Moving house is hard enough. Moving towns is a right stinker.
So when I upped sticks last month and moved from Christchurch to Hokitika for work it was stressful, to say the least. As well as the normal moving chores, like sorting out leases and power accounts and the rest, there was the added pressure of 3 hours driving between the two houses.
Driving carloads of belongings, including a sulky cat, over the pass was tiring. Even just getting out of the roadwork-strewn Christchurch roads sent my blood pressure through the roof.
Your shoulders hurt, you're trying to remember whether you've left anything important behind, while navigating other drivers' "interesting" decisions. I really started to believe some drivers thought the centre-line was just a suggestion.
But no matter what kind of trip I'd had, there was a point when I'd well-and-truly reached the Coast and everything was right with the world.
Coming out of Kumara, past the start of the Coast to Coast, there's a sweeping bend to the left. You stop travelling west and instead start travelling south to Hokitika. The home stretch, if you will.

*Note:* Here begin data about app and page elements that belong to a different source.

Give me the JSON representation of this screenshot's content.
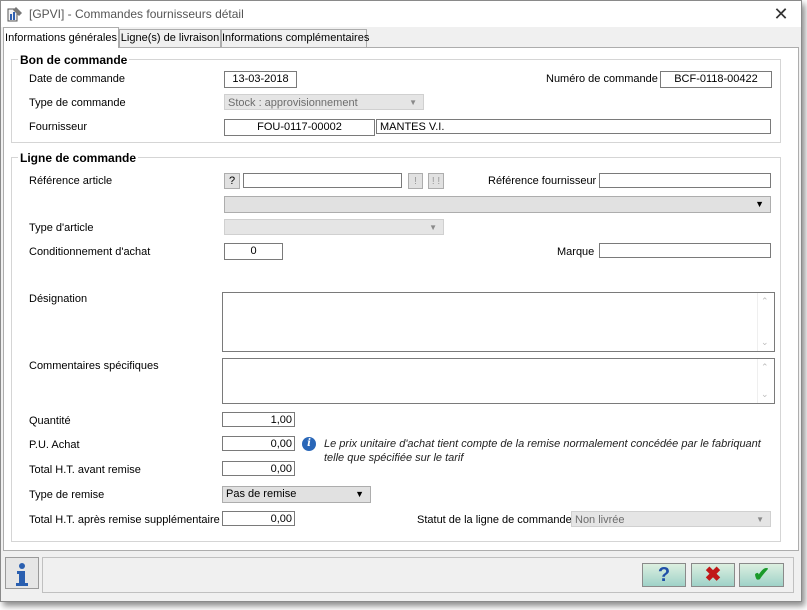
{
  "window": {
    "title": "[GPVI] - Commandes fournisseurs détail",
    "close_glyph": "✕"
  },
  "tabs": [
    {
      "label": "Informations générales",
      "active": true
    },
    {
      "label": "Ligne(s) de livraison",
      "active": false
    },
    {
      "label": "Informations complémentaires",
      "active": false
    }
  ],
  "bon_de_commande": {
    "title": "Bon de commande",
    "date_label": "Date de commande",
    "date_value": "13-03-2018",
    "numero_label": "Numéro de commande",
    "numero_value": "BCF-0118-00422",
    "type_label": "Type de commande",
    "type_value": "Stock : approvisionnement",
    "fournisseur_label": "Fournisseur",
    "fournisseur_code": "FOU-0117-00002",
    "fournisseur_name": "MANTES V.I."
  },
  "ligne_de_commande": {
    "title": "Ligne de commande",
    "ref_article_label": "Référence article",
    "ref_article_help": "?",
    "ref_article_value": "",
    "btn_single": "!",
    "btn_double": "! !",
    "ref_fournisseur_label": "Référence fournisseur",
    "ref_fournisseur_value": "",
    "article_select_value": "",
    "type_article_label": "Type d'article",
    "type_article_value": "",
    "conditionnement_label": "Conditionnement d'achat",
    "conditionnement_value": "0",
    "marque_label": "Marque",
    "marque_value": "",
    "designation_label": "Désignation",
    "commentaires_label": "Commentaires spécifiques",
    "quantite_label": "Quantité",
    "quantite_value": "1,00",
    "pu_label": "P.U. Achat",
    "pu_value": "0,00",
    "pu_note": "Le prix unitaire d'achat tient compte de la remise normalement concédée par le fabriquant telle que spécifiée sur le tarif",
    "total_avant_label": "Total H.T. avant remise",
    "total_avant_value": "0,00",
    "type_remise_label": "Type de remise",
    "type_remise_value": "Pas de remise",
    "total_apres_label": "Total H.T. après remise supplémentaire",
    "total_apres_value": "0,00",
    "statut_label": "Statut de la ligne de commande",
    "statut_value": "Non livrée"
  },
  "footer": {
    "info_icon": "info-icon",
    "help_glyph": "?",
    "cancel_glyph": "✖",
    "ok_glyph": "✔"
  },
  "colors": {
    "help": "#1f4fa8",
    "cancel": "#c01818",
    "ok": "#1a9a2a",
    "info": "#2a67b8"
  }
}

The first time I drove over to inspect my new home, I arrived at this spot right on sunset. If you haven't seen a West Coast sunset for a while, I recommend you book a road trip. To me, there's nothing like the sun setting over the ocean to put you in your place.

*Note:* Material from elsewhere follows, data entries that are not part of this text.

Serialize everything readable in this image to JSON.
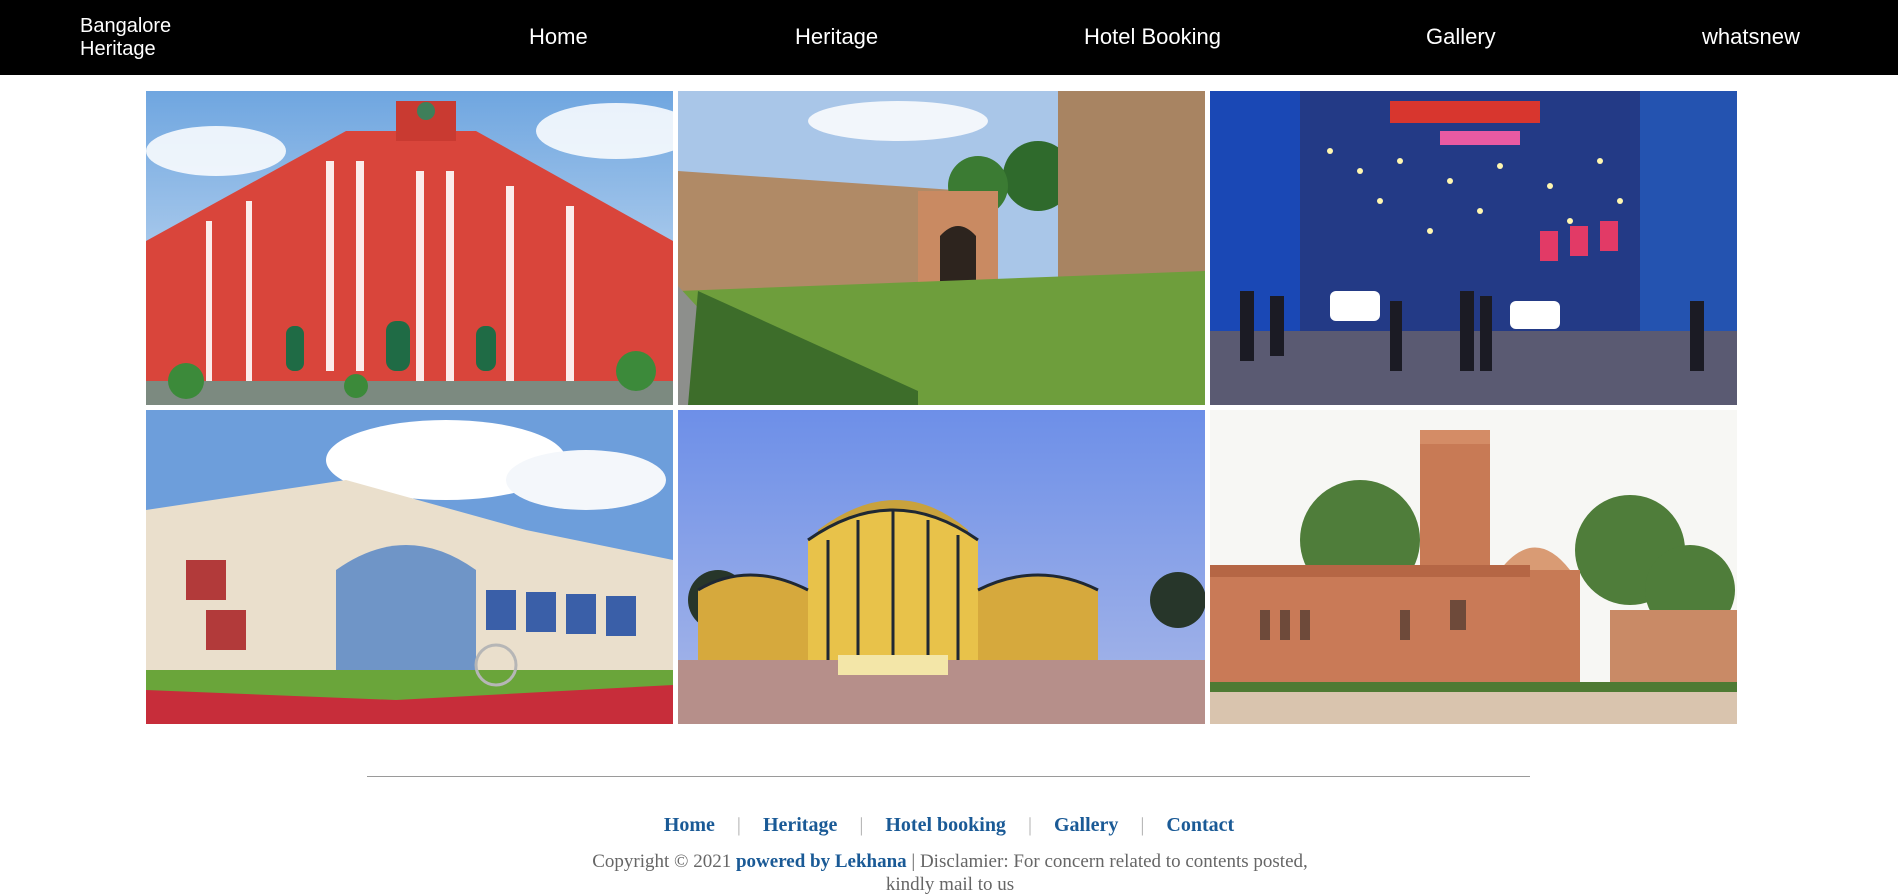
{
  "navbar": {
    "brand_line1": "Bangalore",
    "brand_line2": "Heritage",
    "links": [
      "Home",
      "Heritage",
      "Hotel Booking",
      "Gallery",
      "whatsnew"
    ],
    "background": "#000000"
  },
  "gallery": {
    "images": [
      {
        "subject": "red-building"
      },
      {
        "subject": "fort-gate"
      },
      {
        "subject": "street-lights"
      },
      {
        "subject": "ornate-arch"
      },
      {
        "subject": "glass-house"
      },
      {
        "subject": "stone-observatory"
      }
    ]
  },
  "footer": {
    "links": [
      "Home",
      "Heritage",
      "Hotel booking",
      "Gallery",
      "Contact"
    ],
    "separator": "|",
    "copyright_prefix": "Copyright © 2021",
    "powered_by": "powered by Lekhana",
    "disclaimer": "| Disclamier: For concern related to contents posted, kindly mail to us",
    "link_color": "#1a5a96"
  }
}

I hauled over to the side of the road to take photos. Deer in a nearby paddock inspected me lazily. I couldn't believe the drivers whizzing past, ignoring the sight.
When I'd taken my fair share of pictures, I leaned back against the car and just looked. It gave me a moment to catch my breath and realise what I was leaving behind (my friends, the newsroom, my beloved Christchurch - home for 11 years) and what I was gaining. The sunsets being just one part of West Coast life I could get used to.
On subsequent trips, that spot has become the marker to show I'm nearly there. I heave a sigh, my shoulders relax a little and I take a beat to enjoy the vista. If I'm particularly wound-up or the view is especially spectacular, I pull over again to admire it.
I'm certain if asked again in a few months, I'll have dozens of favourite places over here. But right now, at that sweeping bend, watching the sun bounce its last rays off the ocean, this homesick Cantabrian feels at home.
- The Press